The first thing the player sees is the graphics. And this game’s graphics are no candy. Despite a relative simple scene, models are very low poly and materials are basic. There is no dynamic lighting, no normal maps and no other fancy effects readily available with Oculus Quest’s version of GLES. The most advanced graphics that can be seen are particle effects and decals. Oculus Quest’s graphics can certainly render much more demanding stuff. The visual may give a feel of a retro game, but not as retro as Space Invaders.
Another quickly coming nasty surprise is the gun’s shape. After getting used to aim intuitively in games like Superhot or Drop Dead, I shot many degrees above the intended direction. There is a menu option where the angle of fire can be adjusted and the upper extremity of the supported range feels almost like in other games.
The game’s plot can hardly be called an excuse plot, it’s more like a justification of its title, because it’s only that the player is training to be a good space pirate. But it doesn’t really feel like the game needs a plot.
The gameplay is the main focus on the game. It’s full of action, demanding skill and after playing for a while also physical fitness. There are no boring cutscenes, just action, action, action, then a few seconds break and then more action as another wave comes. Easier waves can be skipped by starting from a later wave.
Surviving so many enemies with just three lives seems very demanding on attention not to get randomly hit from the back, but I usually lost all lives in one or two waves (the last two waves), when the enemies became too hard for me to handle.
It has good replayability because there are no cutscenes to boringly repeat, the power-ups are random and there are many gun modes to master and use in appropriate situations.
The game’s soundtrack is mostly electronic music and is rather crappy, but it can be turned off in the menu. Absence of music makes the sound that warns about enemy fire easier to notice. Even if the music was good, it would not have had much an effect of the game because of the constant noise of shooting.
So far, I have found no bugs, glitches nor other blunders.
The game follows the style of old games that had to be replayed over and over until the player became skilled enough to complete it. Space Pirate Trainer does this very well.

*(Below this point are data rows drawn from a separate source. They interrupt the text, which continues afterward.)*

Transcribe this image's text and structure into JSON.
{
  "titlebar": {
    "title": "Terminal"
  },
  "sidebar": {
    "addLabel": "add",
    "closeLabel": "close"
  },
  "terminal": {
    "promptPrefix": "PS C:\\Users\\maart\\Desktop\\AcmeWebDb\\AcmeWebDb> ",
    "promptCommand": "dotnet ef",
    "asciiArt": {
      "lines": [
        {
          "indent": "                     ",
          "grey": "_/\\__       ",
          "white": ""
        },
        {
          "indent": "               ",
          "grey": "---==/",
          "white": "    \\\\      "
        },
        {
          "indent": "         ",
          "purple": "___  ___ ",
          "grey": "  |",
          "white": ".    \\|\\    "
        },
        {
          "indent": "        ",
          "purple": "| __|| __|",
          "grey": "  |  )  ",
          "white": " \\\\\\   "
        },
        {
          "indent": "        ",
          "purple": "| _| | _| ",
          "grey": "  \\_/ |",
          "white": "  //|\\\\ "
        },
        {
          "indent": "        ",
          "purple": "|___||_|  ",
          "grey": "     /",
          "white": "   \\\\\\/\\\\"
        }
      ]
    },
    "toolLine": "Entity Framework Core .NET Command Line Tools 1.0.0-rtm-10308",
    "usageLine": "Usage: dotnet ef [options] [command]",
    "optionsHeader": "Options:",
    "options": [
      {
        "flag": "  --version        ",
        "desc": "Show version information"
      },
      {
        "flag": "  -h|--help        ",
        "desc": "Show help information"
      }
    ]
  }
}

It provides a good variability of play style combined with good replayability. However, its basic graphics and weird aiming angle are too noticeable to be handwaved. My rating is therefore 4/5.